Ice shelves form when a land-based ice sheet dips into very cold ocean waters. Glaciers flowing off the landmass keep adding to the ice shelf, pushing it away from land until the ice wedges up against an underwater bump or ridge. That anchors the floating ice shelf, and turns it into a kind of cork that prevents the ice behind it from flowing into the ocean, Hogg told The Verge.
Sometimes, parts of the ice shelf break off to form icebergs — a process known as calving that’s a perfectly normal part of an ice sheet’s life cycle. Icebergs don’t contribute to sea level rise because they’re already floating on the ocean’s surface. But occasionally, when an iceberg calves, it might loosen the ice shelf’s connection with its anchor — essentially popping that frozen cork and letting the ice flow more freely from land into the sea. That’s what boosts sea levels, Hogg says. “That will be the thing that changes this from a natural event that’s occurring all the time into something that has real implications for people living in other parts of the globe.”

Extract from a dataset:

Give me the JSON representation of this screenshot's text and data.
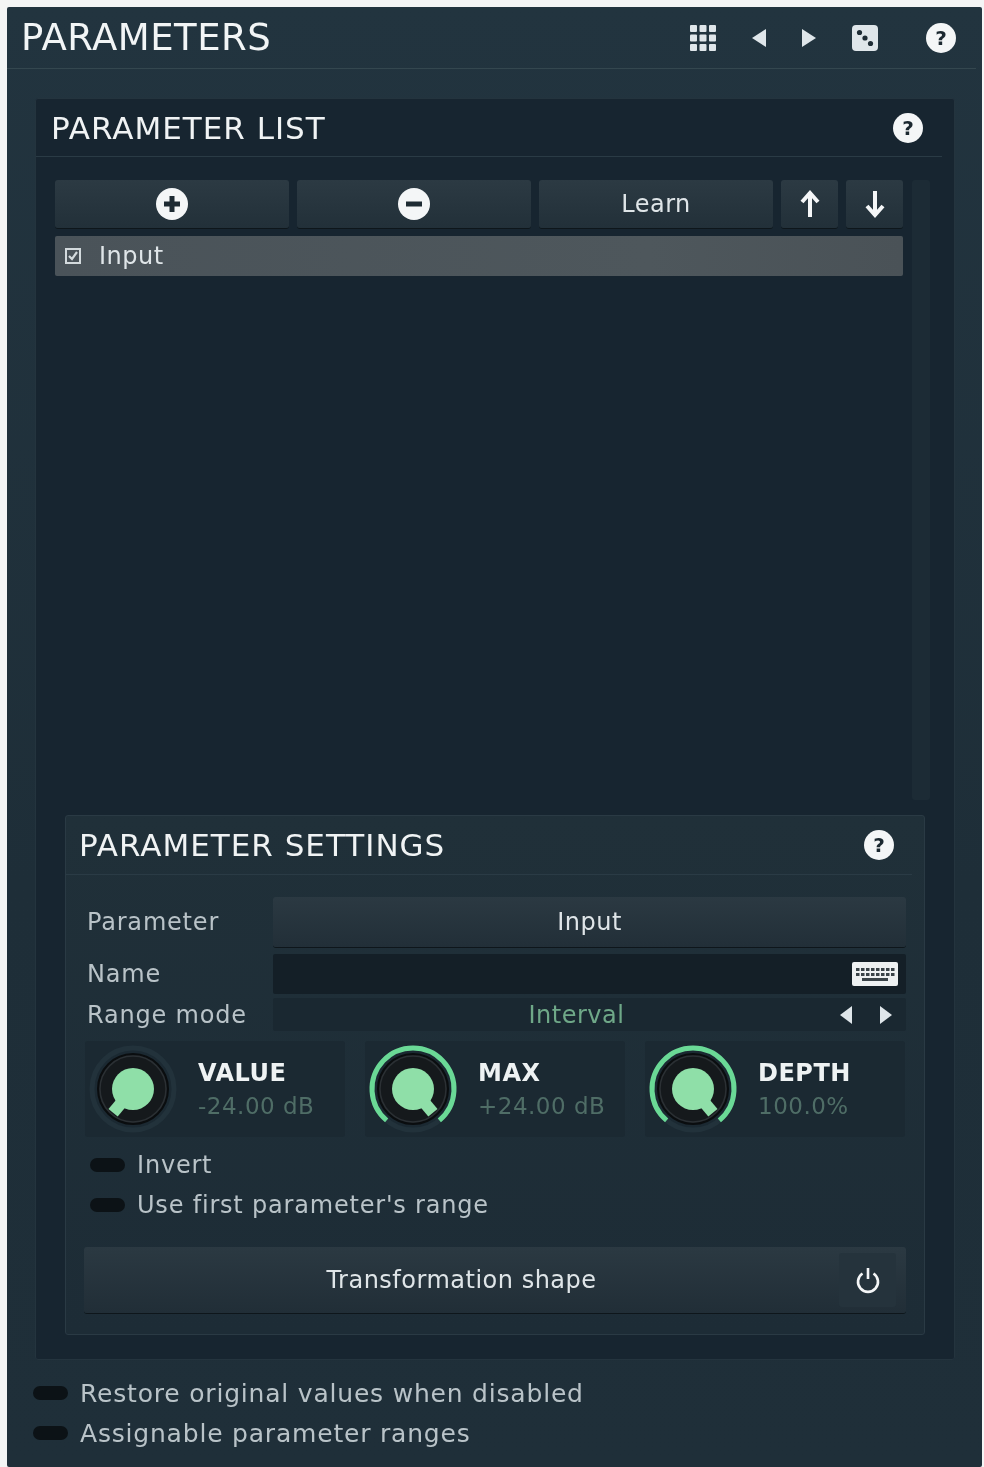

Scientists don’t know yet whether this massive iceberg was the cork for the Larsen-C ice shelf — and it’s too early to say that the iceberg’s calving is cause for concern. “One iceberg coming off an ice shelf doesn’t mean that ice shelf is about to collapse,” says Helen Fricker, a geophysicist at the Scripps Institution of Oceanography. “But what are the effects of the calving event on the ice shelf that’s left behind? That’s a really important thing to look at,” Fricker says.
That’s why Hogg and her colleagues plan to take satellite images of the ice sheet that capture ripples and creases in the ice’s surface. By measuring how quickly these crevasses move towards the water’s edge, the scientists can calculate how quickly the ice is flowing. “So, if you were to animate it, it literally does look like a river flowing — but we’re just doing it over a longer period of time,” Hogg says. If the ice sped up after the iceberg broke away, that could mean the massive iceberg had been important for anchoring the ice shelf.
But, Hogg adds, it’s also possible that the cork is still in place — but the cracks spreading along the edge of the ice shelf could yet dislodge it. “Although this one iceberg has calved off, the story might not be over,” she says. “So we’ll be constantly looking at ice speeds over the next months to years to really appreciate the picture that’s constantly evolving on Larsen-C.”